Meditation: what’s it all about?


I have read a ton of articles over the past year from various sources touting the amazing benefits of meditation.  OK so it’s supposed to be good for you and there are some studies which support its benefits to both body and mind.  But what exactly is meditation?  It seems there are several forms.  How exactly is it good for me?  And who has time to sit and do nothing?  In our rushed and stressed out society it could seem counter intuitive to many.  Maybe even a waste of time!  This is to those of us that do have a hard time sitting still and turning off our mind.  It is very hard for me.  However because I keep reading about the abundant benefits I do believe that it is in my best interest to slow down and take a look at what it is all about and try to incorporate it into my life in 2015.  New year’s resolution?  Perhaps yes – can’t hurt me to at  least try it right?

Meditation is good for your mind; it changes your brain’s structure!

A study conducted at Massachusetts General Hospital (MGH) shows measurable changes in participants’ grey matter.  The regions demonstrating change are associated with memory, sense of self, empathy, and stress.  Grey matter density had actually increased.  I think I would love to be able to feel less stress just through building up some grey matter – and all I have to do is sit quietly!  Does it still sound like a waste of time endeavor?  Not so much.  I would rather not rely on prescription drugs to cope with daily overwhelm.

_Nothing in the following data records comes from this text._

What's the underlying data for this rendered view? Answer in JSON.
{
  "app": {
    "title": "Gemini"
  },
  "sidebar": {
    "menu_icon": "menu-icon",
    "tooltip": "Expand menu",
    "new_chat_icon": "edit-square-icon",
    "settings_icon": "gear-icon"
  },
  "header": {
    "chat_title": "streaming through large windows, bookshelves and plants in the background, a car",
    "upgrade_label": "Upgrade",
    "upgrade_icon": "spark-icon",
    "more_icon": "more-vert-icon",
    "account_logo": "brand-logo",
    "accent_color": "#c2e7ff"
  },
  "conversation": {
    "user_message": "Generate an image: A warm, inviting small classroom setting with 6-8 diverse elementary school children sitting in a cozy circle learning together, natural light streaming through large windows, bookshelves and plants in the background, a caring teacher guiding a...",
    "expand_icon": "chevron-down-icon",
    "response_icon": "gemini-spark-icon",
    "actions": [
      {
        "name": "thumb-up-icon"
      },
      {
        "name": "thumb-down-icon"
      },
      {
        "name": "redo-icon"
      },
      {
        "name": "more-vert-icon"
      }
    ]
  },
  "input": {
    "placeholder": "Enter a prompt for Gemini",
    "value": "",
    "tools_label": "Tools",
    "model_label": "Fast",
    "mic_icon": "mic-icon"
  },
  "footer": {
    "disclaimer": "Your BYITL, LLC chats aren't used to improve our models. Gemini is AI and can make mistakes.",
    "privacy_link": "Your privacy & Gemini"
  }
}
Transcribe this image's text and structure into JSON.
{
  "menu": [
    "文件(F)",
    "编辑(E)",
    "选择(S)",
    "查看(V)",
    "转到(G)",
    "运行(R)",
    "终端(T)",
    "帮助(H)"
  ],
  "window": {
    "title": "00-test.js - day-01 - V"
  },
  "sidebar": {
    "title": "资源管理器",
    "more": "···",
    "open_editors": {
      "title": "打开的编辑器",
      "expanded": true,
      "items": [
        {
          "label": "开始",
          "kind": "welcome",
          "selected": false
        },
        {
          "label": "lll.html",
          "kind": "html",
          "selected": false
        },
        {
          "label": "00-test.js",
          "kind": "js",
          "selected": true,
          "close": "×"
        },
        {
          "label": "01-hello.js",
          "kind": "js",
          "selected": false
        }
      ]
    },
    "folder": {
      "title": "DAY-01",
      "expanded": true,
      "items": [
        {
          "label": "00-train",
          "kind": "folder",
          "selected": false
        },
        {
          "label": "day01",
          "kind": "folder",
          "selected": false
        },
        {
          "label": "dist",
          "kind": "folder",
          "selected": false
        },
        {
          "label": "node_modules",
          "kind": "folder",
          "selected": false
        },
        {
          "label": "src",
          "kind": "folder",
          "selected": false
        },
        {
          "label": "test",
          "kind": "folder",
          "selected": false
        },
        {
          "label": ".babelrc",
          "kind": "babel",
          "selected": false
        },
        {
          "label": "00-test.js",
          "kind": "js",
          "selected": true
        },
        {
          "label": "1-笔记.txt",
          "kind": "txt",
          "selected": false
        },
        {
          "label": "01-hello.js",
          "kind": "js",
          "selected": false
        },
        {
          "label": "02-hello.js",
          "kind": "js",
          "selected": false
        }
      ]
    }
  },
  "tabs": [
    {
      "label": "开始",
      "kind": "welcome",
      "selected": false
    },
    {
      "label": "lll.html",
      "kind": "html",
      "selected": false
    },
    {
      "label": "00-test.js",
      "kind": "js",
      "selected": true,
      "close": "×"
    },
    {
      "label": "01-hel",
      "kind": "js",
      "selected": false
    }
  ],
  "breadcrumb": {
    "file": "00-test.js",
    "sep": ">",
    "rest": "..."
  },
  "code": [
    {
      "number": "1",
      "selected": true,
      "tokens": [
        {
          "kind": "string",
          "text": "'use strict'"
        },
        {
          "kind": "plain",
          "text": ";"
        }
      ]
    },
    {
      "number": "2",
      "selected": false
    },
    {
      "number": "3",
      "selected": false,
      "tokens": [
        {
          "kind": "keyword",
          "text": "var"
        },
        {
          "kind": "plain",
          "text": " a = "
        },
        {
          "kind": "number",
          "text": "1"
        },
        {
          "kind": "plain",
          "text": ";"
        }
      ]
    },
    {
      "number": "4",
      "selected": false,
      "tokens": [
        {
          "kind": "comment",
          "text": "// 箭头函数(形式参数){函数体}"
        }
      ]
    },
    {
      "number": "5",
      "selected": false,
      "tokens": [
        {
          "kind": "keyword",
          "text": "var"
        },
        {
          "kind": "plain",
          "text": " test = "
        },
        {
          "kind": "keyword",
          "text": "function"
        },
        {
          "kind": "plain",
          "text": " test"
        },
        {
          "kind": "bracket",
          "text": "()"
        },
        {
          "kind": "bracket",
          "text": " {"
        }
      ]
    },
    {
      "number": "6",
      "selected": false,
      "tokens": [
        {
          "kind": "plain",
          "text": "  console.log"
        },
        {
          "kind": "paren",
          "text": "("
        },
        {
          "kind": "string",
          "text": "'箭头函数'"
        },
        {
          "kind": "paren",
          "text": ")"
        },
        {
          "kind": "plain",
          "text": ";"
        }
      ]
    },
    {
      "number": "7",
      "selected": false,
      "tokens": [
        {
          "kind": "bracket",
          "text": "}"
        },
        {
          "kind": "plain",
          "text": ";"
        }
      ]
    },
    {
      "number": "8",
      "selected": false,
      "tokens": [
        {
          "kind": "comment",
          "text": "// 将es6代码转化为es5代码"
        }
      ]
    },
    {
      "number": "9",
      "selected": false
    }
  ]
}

How do we get started?

  • Sit comfortably either cross-legged on the floor.  If that is uncomfortable, sit in a chair.
  • Sit up straight and close your eyes.
  • To maintain your neutral tall spine by inhaling and rolling your shoulders up to your ears.  As you exhale roll your shoulders back and down.  Repeat this if you feel yourself starting to slouch.
  • Breath simply through your nose; just breathing in and out.  Focus on the space between your nostrils and your lips.  Observe the sensation as your breath flows over this spot.
  • As your mind wonders bring it back to this space.  Be easy on yourself throughout the process.  Some days it will seem easier than others.
  • Observe any thoughts that come and go but don’t really judge them.  Just focus back on your breath.
  • Start with sessions of 5 minutes.  If you feel like going longer, go with it.
  • Likewise if you’re not feeling it one day listen to your intuition.  If you feel the need to move slightly, you can!
  • See this article for further information
  • Go easy on yourself; it is amazingly difficult to train your mind like this.  Especially when you’ve had a rough day!
  • Do what feels good!

To your health

Headaches: some yoga solutions

Headaches often accompany stress.  Releasing some tension from your body through some simple yoga poses may help relieve some of your pain.  Here are some very simple, beginner friendly poses which you can try. Try them for just a couple of minutes at the end of your work day 3 times a week. They will help get you moving a little, make you focus on something that is good for your body, and help you to wind down.

Cat Pose

Begin simply with your hands and knees on the floor in a tabletop position.  Exhale and round your spine up.  Inhale and return to the neutral tabletop.  Do this about 5 to 8 times using your breath to lead your movement.  How is this helping you?  This helps to elongate your spine and separate your disks which can get compressed when you sit for long periods of time.  Compression can affect the nerves which may be giving you headaches.

Eagle arms

Eagle Arms

This is especially good for relieving tension headaches.  You can do this either standing or sitting cross legged.  This really releases shoulder tension.  Hold the pose for 5 to 8 breaths with left arm under right and then switch to right arm under left.

Child’s Pose

Child’s Pose

This is the fundamental resting pose of yoga.  As you drop your shoulders and release tension your breath is directed towards your back.  This helps push oxygen up to your neck and shoulders.

Legs up the Wall Pose

So easy, yet so powerful.  Lie down on the floor near a wall and rest your legs up the wall.  This allows the pooled blood in your legs to circulate easily helping reduce fatigue and anxiety.  Stay here for as long as you like breathing deeply and fully.

Corpse Pose

This is usually the final pose of yoga practice.  This is the time to slow down your breathing, quiet your mind, and relax your whole body.

Corpse Pose
Corpse Pose


All these poses, as well as a few more, can be viewed  in this article from The Huffington Post: 10 of the Best Yoga Poses for Headaches.

To your health